__WHAT TO PRODUCE__
How many lines in the records below contain the word "document"? Answer with the number and nothing else.

__GIVEN RECORDS__
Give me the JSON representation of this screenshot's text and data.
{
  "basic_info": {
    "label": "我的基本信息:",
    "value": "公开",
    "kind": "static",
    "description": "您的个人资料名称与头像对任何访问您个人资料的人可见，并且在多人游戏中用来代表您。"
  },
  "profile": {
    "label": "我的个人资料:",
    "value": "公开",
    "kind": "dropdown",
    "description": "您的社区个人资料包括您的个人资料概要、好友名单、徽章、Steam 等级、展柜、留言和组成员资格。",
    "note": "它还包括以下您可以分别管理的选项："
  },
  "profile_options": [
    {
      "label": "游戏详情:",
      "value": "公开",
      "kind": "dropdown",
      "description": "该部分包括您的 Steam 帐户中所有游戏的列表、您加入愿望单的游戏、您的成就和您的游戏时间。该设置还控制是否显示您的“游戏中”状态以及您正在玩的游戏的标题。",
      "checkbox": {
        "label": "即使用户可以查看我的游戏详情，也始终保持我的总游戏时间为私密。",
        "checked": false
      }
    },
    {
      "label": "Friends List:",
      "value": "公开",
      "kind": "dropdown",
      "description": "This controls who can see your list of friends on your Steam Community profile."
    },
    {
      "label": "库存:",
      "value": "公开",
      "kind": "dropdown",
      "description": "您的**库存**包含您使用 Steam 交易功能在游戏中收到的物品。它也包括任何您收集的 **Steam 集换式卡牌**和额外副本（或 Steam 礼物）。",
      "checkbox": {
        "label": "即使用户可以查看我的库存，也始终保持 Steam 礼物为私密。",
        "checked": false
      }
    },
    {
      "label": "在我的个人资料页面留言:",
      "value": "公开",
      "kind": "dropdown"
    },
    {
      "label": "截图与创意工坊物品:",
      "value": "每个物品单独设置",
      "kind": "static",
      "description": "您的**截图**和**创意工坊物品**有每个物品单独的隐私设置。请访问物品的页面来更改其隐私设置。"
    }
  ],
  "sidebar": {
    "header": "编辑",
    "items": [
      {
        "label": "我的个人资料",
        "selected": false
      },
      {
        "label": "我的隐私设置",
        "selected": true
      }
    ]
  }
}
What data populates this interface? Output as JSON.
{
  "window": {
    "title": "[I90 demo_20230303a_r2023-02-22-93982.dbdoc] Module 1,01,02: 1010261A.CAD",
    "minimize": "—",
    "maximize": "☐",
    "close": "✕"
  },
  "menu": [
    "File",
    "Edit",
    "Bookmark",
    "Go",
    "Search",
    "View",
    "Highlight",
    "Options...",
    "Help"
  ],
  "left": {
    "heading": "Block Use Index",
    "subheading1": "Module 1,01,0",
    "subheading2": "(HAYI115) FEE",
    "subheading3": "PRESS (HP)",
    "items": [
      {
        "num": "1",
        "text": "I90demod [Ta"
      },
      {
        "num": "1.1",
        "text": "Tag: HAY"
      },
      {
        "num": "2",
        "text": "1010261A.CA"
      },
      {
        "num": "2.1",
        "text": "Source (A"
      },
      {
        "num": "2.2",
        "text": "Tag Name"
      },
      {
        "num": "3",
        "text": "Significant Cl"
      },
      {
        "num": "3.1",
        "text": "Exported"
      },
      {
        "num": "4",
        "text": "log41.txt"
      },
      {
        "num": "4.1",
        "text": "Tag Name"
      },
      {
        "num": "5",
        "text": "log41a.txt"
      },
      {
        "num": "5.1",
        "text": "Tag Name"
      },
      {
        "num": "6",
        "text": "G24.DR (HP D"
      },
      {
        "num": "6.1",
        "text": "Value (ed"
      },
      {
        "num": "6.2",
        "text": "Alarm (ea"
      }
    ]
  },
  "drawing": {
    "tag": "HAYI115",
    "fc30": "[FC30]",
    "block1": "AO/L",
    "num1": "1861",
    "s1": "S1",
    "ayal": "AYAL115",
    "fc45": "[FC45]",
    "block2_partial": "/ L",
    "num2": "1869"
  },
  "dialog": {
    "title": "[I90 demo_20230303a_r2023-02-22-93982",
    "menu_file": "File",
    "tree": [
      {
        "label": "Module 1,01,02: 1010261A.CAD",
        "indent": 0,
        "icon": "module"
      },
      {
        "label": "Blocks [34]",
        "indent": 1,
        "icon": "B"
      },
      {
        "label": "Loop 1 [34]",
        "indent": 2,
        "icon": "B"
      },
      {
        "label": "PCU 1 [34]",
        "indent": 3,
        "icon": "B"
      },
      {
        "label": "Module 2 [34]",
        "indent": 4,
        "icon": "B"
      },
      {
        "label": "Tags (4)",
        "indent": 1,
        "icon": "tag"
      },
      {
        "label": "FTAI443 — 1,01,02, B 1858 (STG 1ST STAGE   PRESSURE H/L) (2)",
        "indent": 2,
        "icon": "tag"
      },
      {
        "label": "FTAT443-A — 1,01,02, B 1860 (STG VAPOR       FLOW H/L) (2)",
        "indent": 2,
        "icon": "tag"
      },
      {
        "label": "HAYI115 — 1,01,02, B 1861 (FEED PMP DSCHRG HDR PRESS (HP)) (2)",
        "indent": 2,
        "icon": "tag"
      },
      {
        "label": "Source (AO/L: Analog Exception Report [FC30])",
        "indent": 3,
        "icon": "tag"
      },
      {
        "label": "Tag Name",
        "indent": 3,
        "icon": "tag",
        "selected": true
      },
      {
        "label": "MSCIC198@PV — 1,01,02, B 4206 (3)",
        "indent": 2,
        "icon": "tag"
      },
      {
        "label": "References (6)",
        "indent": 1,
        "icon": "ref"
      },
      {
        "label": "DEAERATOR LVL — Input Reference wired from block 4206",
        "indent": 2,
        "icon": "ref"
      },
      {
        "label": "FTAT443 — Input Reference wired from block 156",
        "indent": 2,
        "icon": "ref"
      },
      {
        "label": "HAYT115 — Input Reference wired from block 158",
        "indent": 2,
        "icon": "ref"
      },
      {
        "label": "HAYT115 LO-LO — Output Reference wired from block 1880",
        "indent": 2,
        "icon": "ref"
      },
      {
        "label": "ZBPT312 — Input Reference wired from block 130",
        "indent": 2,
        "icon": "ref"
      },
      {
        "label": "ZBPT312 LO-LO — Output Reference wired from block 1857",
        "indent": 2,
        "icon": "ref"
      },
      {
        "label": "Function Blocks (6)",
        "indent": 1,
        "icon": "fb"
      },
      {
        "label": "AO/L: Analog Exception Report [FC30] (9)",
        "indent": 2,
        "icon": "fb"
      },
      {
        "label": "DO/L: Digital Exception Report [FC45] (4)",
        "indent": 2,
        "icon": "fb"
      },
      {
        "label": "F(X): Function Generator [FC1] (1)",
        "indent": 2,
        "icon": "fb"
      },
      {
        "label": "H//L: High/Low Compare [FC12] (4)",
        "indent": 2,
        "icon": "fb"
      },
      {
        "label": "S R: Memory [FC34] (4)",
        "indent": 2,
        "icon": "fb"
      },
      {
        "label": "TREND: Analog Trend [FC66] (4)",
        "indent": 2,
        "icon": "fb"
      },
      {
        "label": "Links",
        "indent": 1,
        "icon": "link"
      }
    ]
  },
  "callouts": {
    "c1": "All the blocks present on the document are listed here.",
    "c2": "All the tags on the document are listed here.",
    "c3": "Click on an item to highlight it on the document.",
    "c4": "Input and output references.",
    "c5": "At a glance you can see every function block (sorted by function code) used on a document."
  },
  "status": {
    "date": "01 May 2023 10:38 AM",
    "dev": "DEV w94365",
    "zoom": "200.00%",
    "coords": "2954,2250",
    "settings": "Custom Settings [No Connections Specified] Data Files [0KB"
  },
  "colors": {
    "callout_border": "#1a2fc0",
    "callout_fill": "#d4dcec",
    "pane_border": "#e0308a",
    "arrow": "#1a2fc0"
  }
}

__YOUR RESPONSE__
4